Alex Ovechkin has scored 501 career goals in 801 career NHL games. In his first season, 2005-06, the average team gave up 2.93 goals per game. This season, that number’s fallen all the way to 2.45. Ovechkin has never played a season where it was above 2.93.
The point? It is not easy to score goals in today’s NHL. In fact, it has never been harder. Hence, Mike Babcock’s belief that the nets should be bigger. But we digress.
Ovechkin has scored 0.63 goals per game, Jagr 0.46, Iginla 0.42, and Hossa 0.41.
Now, granted, Ovechkin is younger than the other three, just 30 years old. His scoring pace will likely slow, because that’s what happens. But then, Jagr got to break into the league when it was easier to score. When the ageless one potted 62 in 1995-96, the average team gave up 3.04 goals per game. When Ovechkin scored 65 in 2007-08, it was 2.61.
Among the 50 players with the most career NHL goals, here are the top 10 in terms of goals per game:
You’ll note Ovechkin is the only active player to crack the top 10.
You’ll also note the only two players above Ovechkin — Bossy and Lemieux — got to play in the 80s and early 90s. The highest scoring season of the NHL’s modern era was 1981-82, when the average team gave up 3.95 goals per game. That was the season Gretzky got 92. Bossy had 64. Ten players total had 50 or more.
Finally, among the 50 active players with the most career NHL goals, here are the top 10 in terms of goals per game:
Only one player is close to Ovechkin, and that’s Stamkos, who at 25 is five years younger. Typically, goal-scoring production peaks at around 25. That’s not the case for everyone — Phil Esposito, for example, had his biggest years after he turned 30 — but generally that’s been the case. We imagine Steve Yzerman thinks about this a lot these days. He knows the deal. His career high in goals (65) came when he was 23.

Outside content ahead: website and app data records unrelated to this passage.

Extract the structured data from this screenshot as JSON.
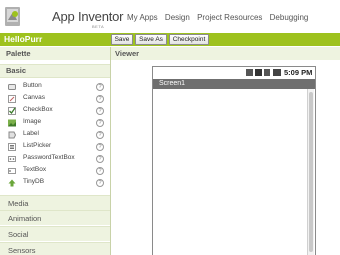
{
  "app": {
    "name": "App Inventor",
    "beta": "BETA"
  },
  "topnav": [
    "My Apps",
    "Design",
    "Project Resources",
    "Debugging"
  ],
  "project": {
    "name": "HelloPurr",
    "buttons": {
      "save": "Save",
      "save_as": "Save As",
      "checkpoint": "Checkpoint"
    }
  },
  "palette": {
    "title": "Palette",
    "open_category": "Basic",
    "components": [
      {
        "label": "Button",
        "icon": "button-icon"
      },
      {
        "label": "Canvas",
        "icon": "canvas-icon"
      },
      {
        "label": "CheckBox",
        "icon": "checkbox-icon"
      },
      {
        "label": "Image",
        "icon": "image-icon"
      },
      {
        "label": "Label",
        "icon": "label-icon"
      },
      {
        "label": "ListPicker",
        "icon": "listpicker-icon"
      },
      {
        "label": "PasswordTextBox",
        "icon": "password-icon"
      },
      {
        "label": "TextBox",
        "icon": "textbox-icon"
      },
      {
        "label": "TinyDB",
        "icon": "tinydb-icon"
      }
    ],
    "help_glyph": "?",
    "categories": [
      "Media",
      "Animation",
      "Social",
      "Sensors"
    ]
  },
  "viewer": {
    "title": "Viewer",
    "clock": "5:09 PM",
    "screen_title": "Screen1"
  },
  "colors": {
    "accent_green": "#9ec21e",
    "section_bg": "#eef3e0"
  }
}
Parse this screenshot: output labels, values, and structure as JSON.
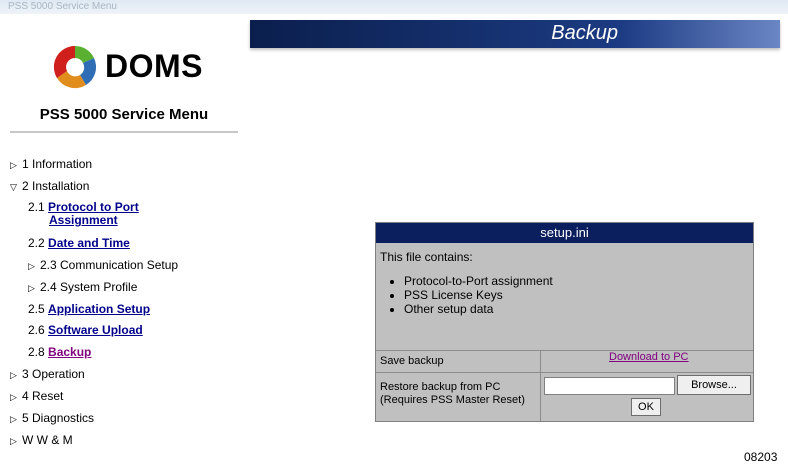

Bottom line: Ovechkin is a long way from matching Gretzky’s 894 career goals. He probably won’t get there. But the fact he might — given the era Gretzky got to play in compared to today — is an incredible accomplishment in itself.